LabKey performs the vast majority of product testing during the development cycle of a new release. The development of every new feature includes buddy testing, creation of automated unit tests, and creation of browser-based integration tests. Our automated servers run large suites of tests against every commit and even larger suites on a nightly and weekly basis to identify new bugs and regressions. We distribute monthly sprint builds to many clients, encouraging them to exercise these builds on their test servers and promptly report problems they find in new and existing functionality. After our final (stabilization) sprint, we push bi-weekly release candidates to our clients and ask them to validate these on their servers using their data. This culminates in LabKey making an official release of a build that has been tested thoroughly by us and many of our clients, typically occurring a couple weeks after the end of the stabilization sprint.
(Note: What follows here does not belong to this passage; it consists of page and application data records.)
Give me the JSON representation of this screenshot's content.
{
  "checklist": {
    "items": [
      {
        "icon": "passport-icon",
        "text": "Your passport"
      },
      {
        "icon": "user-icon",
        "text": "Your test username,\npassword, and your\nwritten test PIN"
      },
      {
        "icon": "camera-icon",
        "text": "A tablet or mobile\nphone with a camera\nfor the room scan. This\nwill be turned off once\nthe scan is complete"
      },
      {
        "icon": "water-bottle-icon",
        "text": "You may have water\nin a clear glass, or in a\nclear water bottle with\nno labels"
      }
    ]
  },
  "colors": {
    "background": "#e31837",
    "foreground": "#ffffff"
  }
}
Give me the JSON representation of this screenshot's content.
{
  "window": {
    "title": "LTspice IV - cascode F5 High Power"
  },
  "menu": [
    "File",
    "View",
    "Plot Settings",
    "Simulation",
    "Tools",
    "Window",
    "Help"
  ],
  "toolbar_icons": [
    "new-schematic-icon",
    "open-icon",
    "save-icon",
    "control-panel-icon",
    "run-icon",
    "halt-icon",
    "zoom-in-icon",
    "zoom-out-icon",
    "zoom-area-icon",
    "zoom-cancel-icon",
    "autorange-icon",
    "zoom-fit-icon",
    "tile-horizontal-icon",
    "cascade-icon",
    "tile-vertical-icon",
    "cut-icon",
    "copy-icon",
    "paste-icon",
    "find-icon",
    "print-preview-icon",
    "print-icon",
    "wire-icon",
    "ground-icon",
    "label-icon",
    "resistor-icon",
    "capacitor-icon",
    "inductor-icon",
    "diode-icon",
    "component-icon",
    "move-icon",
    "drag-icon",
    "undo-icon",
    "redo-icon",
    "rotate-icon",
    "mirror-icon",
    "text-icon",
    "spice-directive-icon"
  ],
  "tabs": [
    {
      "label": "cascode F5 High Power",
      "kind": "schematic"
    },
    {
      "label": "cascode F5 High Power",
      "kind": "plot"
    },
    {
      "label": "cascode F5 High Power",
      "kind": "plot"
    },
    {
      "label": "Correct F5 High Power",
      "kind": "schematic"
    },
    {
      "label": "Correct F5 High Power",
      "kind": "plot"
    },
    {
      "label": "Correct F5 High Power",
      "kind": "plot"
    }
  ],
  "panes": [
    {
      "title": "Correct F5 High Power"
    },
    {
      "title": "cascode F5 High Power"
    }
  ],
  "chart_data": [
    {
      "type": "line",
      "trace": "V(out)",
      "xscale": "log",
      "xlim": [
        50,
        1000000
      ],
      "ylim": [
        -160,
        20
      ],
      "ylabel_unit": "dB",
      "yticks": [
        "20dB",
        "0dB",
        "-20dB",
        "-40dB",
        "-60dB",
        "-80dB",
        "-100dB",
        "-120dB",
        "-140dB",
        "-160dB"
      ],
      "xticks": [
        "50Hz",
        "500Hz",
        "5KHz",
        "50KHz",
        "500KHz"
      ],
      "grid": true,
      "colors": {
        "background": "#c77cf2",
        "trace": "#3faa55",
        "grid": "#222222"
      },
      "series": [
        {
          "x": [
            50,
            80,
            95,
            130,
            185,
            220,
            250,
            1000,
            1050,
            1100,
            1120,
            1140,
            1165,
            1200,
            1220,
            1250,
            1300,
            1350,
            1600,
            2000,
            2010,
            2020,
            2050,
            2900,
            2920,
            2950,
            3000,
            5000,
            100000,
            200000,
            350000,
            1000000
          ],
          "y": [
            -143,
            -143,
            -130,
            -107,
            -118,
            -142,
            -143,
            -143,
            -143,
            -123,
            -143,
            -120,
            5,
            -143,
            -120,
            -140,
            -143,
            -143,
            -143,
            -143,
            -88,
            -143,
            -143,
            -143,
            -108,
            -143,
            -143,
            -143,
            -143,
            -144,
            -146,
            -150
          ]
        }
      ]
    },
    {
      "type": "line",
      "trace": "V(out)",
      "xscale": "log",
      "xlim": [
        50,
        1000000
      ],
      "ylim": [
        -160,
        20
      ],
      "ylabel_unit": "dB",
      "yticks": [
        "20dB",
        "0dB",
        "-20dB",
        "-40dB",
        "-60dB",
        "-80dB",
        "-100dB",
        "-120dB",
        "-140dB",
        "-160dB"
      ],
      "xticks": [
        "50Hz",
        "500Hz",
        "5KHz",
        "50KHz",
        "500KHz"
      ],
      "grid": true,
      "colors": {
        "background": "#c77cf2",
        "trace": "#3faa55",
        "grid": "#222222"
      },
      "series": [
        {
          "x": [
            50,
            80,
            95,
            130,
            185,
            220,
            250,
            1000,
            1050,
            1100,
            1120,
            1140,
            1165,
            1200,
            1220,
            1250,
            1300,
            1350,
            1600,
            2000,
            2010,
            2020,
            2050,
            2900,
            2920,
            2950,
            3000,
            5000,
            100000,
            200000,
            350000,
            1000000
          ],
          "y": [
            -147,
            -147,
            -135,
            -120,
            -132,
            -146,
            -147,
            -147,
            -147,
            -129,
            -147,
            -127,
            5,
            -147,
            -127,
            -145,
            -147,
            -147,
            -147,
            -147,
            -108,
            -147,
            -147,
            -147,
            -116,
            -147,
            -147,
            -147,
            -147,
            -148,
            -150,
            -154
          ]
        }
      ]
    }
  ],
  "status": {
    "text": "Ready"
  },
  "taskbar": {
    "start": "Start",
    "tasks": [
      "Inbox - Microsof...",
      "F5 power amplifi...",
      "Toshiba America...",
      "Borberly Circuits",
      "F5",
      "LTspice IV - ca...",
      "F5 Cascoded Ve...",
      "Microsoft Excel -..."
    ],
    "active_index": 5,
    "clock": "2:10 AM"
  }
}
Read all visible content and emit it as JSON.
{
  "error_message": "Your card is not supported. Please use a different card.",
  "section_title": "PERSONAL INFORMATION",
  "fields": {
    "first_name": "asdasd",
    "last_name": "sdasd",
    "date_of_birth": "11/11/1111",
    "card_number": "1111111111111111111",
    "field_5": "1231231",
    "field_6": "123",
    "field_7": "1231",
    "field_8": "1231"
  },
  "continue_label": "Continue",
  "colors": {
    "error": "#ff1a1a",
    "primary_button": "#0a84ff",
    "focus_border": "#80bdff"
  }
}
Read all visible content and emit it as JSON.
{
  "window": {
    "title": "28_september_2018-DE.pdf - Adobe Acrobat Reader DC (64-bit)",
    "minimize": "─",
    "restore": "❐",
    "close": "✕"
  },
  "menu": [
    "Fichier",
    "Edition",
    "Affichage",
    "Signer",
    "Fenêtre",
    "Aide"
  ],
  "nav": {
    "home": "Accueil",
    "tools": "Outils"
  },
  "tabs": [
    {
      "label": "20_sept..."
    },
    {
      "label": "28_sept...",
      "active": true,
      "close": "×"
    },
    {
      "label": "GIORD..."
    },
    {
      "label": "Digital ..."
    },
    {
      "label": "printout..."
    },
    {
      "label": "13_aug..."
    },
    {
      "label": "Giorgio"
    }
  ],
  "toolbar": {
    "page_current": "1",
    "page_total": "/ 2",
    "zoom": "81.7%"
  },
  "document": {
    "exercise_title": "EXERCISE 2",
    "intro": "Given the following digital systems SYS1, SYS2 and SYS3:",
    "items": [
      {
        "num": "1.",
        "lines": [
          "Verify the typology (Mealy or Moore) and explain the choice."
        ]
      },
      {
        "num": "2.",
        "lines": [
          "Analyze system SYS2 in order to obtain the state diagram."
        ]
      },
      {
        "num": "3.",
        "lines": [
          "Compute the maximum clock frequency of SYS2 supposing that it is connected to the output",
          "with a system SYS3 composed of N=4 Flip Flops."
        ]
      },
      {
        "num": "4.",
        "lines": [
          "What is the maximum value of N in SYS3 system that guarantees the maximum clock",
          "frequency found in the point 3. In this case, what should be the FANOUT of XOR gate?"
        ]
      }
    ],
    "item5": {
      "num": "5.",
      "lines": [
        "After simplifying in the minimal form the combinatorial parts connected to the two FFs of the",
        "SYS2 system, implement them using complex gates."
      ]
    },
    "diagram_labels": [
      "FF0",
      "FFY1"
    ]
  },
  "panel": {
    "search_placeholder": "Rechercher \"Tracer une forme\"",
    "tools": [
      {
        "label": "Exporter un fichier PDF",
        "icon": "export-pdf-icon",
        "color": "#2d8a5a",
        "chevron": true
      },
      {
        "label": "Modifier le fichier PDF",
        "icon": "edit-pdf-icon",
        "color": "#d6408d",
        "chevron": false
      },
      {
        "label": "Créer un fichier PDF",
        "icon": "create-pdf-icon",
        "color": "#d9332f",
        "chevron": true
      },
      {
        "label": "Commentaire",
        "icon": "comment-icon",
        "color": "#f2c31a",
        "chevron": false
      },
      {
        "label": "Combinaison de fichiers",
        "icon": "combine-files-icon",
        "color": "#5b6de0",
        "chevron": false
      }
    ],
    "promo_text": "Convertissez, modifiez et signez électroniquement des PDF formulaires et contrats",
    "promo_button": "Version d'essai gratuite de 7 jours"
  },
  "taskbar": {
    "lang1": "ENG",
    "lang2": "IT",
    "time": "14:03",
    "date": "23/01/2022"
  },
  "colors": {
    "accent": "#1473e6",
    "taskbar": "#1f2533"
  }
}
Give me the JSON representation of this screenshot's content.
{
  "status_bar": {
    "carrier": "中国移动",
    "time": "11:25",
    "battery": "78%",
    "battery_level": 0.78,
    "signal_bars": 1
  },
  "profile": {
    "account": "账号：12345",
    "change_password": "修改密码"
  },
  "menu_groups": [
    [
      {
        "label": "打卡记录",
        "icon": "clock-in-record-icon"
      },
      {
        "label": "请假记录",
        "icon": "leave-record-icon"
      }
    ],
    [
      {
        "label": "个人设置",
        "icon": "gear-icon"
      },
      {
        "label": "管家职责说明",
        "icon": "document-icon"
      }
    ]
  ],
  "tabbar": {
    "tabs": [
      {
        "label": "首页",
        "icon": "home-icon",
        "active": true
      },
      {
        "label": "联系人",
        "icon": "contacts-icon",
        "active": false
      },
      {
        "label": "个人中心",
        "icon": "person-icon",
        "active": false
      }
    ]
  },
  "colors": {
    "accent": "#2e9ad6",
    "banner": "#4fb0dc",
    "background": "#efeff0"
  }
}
Our clients often find bugs in released builds. In most cases, we fix these problems as part of the next release cycle. We don’t typically fix bugs in released products for several reasons:
We evaluate every hotfix candidate using the following factors and questions:
Evaluating a hotfix candidate is a subjective risk vs. reward trade-off. In most cases, our clients and we find the reward is simply not worth the risk and cost. But, as hinted in #7 above, the length of time since the last release does affect the evaluation. A critical issue discovered shortly after release needs to be evaluated seriously, but an issue that isn’t reported until three months into a release is almost certainly not a high priority (we release new versions every four months). Combining this temporal element with the other factors leads to some general guidelines that we use to quickly assess whether an issue is a hotfix candidate.
|Not a hotfix candidate|
|One month after release||Two months after release||Always (until next release)|
|Significant data loss issue|
|Blocking issue in old functionality (regression)|
|Blocking issue in new functionality|
|Issue present in previous release||These are not hotfix candidates|
|New feature or improvement request|
|Issue with reasonable workaround|
|Issue with limited impact|
The above guidelines are not hard and fast rules. The risks or costs of a fix may preclude an otherwise worthy hotfix. On the other hand, we'll occasionally take a simple, low risk fix that doesn’t meet these criteria.
We encourage all clients to test new functionality promptly (as the sprint builds are made available) and perform regular regression testing of important existing functionality. Reporting all issues before public release is the best way to avoid hotfixes entirely.